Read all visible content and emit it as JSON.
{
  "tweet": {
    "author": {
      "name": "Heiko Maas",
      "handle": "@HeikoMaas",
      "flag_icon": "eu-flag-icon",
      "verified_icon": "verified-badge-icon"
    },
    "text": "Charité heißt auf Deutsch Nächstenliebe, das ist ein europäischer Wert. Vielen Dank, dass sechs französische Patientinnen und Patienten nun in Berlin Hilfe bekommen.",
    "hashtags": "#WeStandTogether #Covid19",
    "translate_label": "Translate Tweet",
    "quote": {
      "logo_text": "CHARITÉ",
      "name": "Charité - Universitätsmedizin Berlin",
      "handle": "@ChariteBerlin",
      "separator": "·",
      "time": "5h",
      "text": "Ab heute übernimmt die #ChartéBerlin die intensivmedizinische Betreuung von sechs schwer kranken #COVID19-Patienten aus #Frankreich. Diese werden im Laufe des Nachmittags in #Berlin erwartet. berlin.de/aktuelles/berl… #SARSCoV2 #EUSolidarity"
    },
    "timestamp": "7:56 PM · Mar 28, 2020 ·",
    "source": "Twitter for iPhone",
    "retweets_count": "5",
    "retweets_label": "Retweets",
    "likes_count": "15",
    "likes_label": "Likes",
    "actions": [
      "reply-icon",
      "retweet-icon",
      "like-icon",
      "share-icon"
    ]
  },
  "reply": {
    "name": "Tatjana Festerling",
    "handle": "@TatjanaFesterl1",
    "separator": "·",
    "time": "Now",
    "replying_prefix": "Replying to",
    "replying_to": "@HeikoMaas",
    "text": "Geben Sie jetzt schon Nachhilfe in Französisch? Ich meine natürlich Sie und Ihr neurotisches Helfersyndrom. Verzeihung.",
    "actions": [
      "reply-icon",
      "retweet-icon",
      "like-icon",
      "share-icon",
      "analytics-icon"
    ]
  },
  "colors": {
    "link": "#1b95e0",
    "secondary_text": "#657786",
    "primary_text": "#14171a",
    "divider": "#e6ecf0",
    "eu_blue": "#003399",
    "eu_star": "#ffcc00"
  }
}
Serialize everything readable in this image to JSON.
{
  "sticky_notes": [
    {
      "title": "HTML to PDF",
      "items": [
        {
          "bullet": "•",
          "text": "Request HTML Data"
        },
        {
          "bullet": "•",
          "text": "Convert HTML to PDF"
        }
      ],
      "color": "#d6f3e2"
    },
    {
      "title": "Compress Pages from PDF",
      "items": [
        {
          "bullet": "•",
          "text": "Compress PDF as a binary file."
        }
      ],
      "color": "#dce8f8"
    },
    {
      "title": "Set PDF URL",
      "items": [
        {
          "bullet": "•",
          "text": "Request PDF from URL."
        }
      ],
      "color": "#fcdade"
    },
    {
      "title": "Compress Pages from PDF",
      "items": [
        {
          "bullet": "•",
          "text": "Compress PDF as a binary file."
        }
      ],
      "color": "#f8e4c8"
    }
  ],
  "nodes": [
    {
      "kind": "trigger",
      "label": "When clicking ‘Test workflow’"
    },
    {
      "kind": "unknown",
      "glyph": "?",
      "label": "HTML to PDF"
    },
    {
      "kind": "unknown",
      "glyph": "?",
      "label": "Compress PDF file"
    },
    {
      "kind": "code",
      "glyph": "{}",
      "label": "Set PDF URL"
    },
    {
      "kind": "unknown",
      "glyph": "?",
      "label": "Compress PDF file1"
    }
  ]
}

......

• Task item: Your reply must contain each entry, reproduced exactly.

• The answer:
Read all visible content and emit it as JSON.
{
  "tweet": {
    "author": {
      "name": "Heiko Maas",
      "handle": "@HeikoMaas",
      "flag_icon": "eu-flag-icon",
      "verified_icon": "verified-badge-icon"
    },
    "text": "Charité heißt auf Deutsch Nächstenliebe, das ist ein europäischer Wert. Vielen Dank, dass sechs französische Patientinnen und Patienten nun in Berlin Hilfe bekommen.",
    "hashtags": "#WeStandTogether #Covid19",
    "translate_label": "Translate Tweet",
    "quote": {
      "logo_text": "CHARITÉ",
      "name": "Charité - Universitätsmedizin Berlin",
      "handle": "@ChariteBerlin",
      "separator": "·",
      "time": "5h",
      "text": "Ab heute übernimmt die #ChartéBerlin die intensivmedizinische Betreuung von sechs schwer kranken #COVID19-Patienten aus #Frankreich. Diese werden im Laufe des Nachmittags in #Berlin erwartet. berlin.de/aktuelles/berl… #SARSCoV2 #EUSolidarity"
    },
    "timestamp": "7:56 PM · Mar 28, 2020 ·",
    "source": "Twitter for iPhone",
    "retweets_count": "5",
    "retweets_label": "Retweets",
    "likes_count": "15",
    "likes_label": "Likes",
    "actions": [
      "reply-icon",
      "retweet-icon",
      "like-icon",
      "share-icon"
    ]
  },
  "reply": {
    "name": "Tatjana Festerling",
    "handle": "@TatjanaFesterl1",
    "separator": "·",
    "time": "Now",
    "replying_prefix": "Replying to",
    "replying_to": "@HeikoMaas",
    "text": "Geben Sie jetzt schon Nachhilfe in Französisch? Ich meine natürlich Sie und Ihr neurotisches Helfersyndrom. Verzeihung.",
    "actions": [
      "reply-icon",
      "retweet-icon",
      "like-icon",
      "share-icon",
      "analytics-icon"
    ]
  },
  "colors": {
    "link": "#1b95e0",
    "secondary_text": "#657786",
    "primary_text": "#14171a",
    "divider": "#e6ecf0",
    "eu_blue": "#003399",
    "eu_star": "#ffcc00"
  }
}
Serialize everything readable in this image to JSON.
{
  "sticky_notes": [
    {
      "title": "HTML to PDF",
      "items": [
        {
          "bullet": "•",
          "text": "Request HTML Data"
        },
        {
          "bullet": "•",
          "text": "Convert HTML to PDF"
        }
      ],
      "color": "#d6f3e2"
    },
    {
      "title": "Compress Pages from PDF",
      "items": [
        {
          "bullet": "•",
          "text": "Compress PDF as a binary file."
        }
      ],
      "color": "#dce8f8"
    },
    {
      "title": "Set PDF URL",
      "items": [
        {
          "bullet": "•",
          "text": "Request PDF from URL."
        }
      ],
      "color": "#fcdade"
    },
    {
      "title": "Compress Pages from PDF",
      "items": [
        {
          "bullet": "•",
          "text": "Compress PDF as a binary file."
        }
      ],
      "color": "#f8e4c8"
    }
  ],
  "nodes": [
    {
      "kind": "trigger",
      "label": "When clicking ‘Test workflow’"
    },
    {
      "kind": "unknown",
      "glyph": "?",
      "label": "HTML to PDF"
    },
    {
      "kind": "unknown",
      "glyph": "?",
      "label": "Compress PDF file"
    },
    {
      "kind": "code",
      "glyph": "{}",
      "label": "Set PDF URL"
    },
    {
      "kind": "unknown",
      "glyph": "?",
      "label": "Compress PDF file1"
    }
  ]
}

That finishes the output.